More and more console gamers have made the switch to a dedicated gaming monitor to pair with their Xbox One or PS4 to take advantage of what once were exclusive PC gaming features. TVs have the upper hand in terms of size and, depending on the technology, image quality. However, gamers have prioritized the fast, smooth, and responsive gaming experience that only monitors provide. Let us discuss three of the most significant differences between TVs and monitors for console gaming.
The truth is that TVs and monitors are designed for different purposes so they have a lot of differences in tech specs.
One of the main advantages of playing console games on a monitor instead of a TV is the improved input lag, which is the time it takes for the signal received by the display to be processed and shown on the screen.
Televisions tend to rely heavily on filters that improve image quality when watching TV, like noise reduction and upscaling, but this takes extra time and translates into input lag. However, none of these features are desirable when playing console games, as image quality is largely controlled by the console and game engine. Any added processing on the TV side simply adds latency. Lag or latency slows down your gaming experience with a noticeable delay between button presses and actions seen on the screen
Monitors, on the other hand, do not suffer from severe input lag. They take the digital signal from the console and directly send it to the screen without much processing, providing quick visual response to button presses on your controller. While some TVs have a Game Mode which can reduce lag from 60 milliseconds to around 20, it is still very far from a monitor’s benchmark of 10 milliseconds.
The rule is: the lower the input lag, the better, which is especially true for fast-paced games like shooters.
Another spec that is worth paying attention to is response time.

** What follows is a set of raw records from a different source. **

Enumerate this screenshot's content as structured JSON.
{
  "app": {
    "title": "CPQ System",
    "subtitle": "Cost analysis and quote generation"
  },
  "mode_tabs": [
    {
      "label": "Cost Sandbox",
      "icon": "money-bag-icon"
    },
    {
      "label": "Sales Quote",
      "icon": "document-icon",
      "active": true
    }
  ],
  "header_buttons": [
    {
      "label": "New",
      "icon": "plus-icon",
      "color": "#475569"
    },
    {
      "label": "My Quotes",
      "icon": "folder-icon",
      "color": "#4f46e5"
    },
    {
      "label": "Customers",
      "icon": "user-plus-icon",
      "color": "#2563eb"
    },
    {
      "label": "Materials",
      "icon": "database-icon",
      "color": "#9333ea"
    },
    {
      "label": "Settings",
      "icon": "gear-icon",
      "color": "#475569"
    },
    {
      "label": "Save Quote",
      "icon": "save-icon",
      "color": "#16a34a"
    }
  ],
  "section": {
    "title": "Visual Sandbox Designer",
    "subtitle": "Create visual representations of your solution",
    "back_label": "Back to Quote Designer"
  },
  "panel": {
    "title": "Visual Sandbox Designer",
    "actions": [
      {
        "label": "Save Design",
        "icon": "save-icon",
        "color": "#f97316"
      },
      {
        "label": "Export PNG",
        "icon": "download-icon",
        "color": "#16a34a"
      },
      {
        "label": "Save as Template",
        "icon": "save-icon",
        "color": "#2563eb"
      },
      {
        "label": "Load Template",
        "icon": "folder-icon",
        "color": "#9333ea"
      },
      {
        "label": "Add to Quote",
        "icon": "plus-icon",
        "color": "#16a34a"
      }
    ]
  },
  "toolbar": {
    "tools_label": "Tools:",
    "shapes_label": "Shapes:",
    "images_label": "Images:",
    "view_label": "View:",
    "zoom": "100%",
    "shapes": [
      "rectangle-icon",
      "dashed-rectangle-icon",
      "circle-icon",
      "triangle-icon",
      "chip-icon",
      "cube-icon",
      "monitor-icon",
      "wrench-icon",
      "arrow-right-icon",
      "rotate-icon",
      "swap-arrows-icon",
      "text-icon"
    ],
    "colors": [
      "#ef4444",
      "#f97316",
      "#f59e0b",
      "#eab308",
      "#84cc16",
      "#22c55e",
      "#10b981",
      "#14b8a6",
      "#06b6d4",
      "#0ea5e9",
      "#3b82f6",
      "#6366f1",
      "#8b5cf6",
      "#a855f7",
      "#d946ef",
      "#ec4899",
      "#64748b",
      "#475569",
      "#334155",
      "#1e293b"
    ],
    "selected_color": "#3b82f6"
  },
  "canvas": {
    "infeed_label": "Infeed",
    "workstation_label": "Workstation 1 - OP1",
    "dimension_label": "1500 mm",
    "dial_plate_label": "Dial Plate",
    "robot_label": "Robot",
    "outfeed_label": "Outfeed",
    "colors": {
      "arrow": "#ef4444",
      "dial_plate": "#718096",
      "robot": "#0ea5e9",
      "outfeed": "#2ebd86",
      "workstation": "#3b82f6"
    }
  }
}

Also measured in milliseconds, it refers to how fast pixels on the display switch from one color to another. Faster response times result in better viewing experiences during fast-paced scenes, while slower response times can result in ghosting or blurring of the image.
Response time relates closely to the type of panel technology used in displays: twisted nematic (TN), vertical alignment (VA), and in-plane switching (IPS).
Overall, modern TVs have much higher response times than monitors, which might result in ghosting and worse picture quality. Casual gamers are happy with a response time of about 10 milliseconds, while competitive and professional gamers usually target something closer to 1 millisecond.
The third aspect that is different between monitors and TVs is the refresh rate. Televisions typically change the image on the screen 60 times every second, generally referred to as a 60Hz refresh rate.
Because most consoles were initially designed for TV usage, the refresh rate used to be a less critical factor. However, Xbox One received an update in 2018 that allows it to work at up to 120Hz, taking advantage of a monitor’s capability to run at refresh rates higher than 60 frames per second (FPS).
Additionally, Xbox One supports a feature usually reserved for PC gaming called variable refresh rate. This technology, commonly found in the form of AMD FreeSync (or NVIDIA’s proprietary G-Sync), allows the video source and monitor to communicate and dynamically match the FPS of the source to the refresh rate of the display for smooth and tear-free gaming.
Most of modern televisions and monitors feature 4K resolution, meaning that they can provide sharper and more detailed images of 3840 X 2160 pixels. TVs are designed to be viewed from a far, with a lower pixel density. Thus, when viewed from a short distance, the image turns out pixelated. Gamers who use a display at a shorter distance to have a more immersive gaming experience, might want to pick out monitors with a higher pixel density. No one would like to play games watching images with low pixel density.
Last but not the least, a display which can offer you viewing comfort is also a feature you need to take into consideration as well. Low blue light and flicker-free are just the basic; a monitor with brightness intelligence which can be adapted to the ambient light will offer the gaming experience.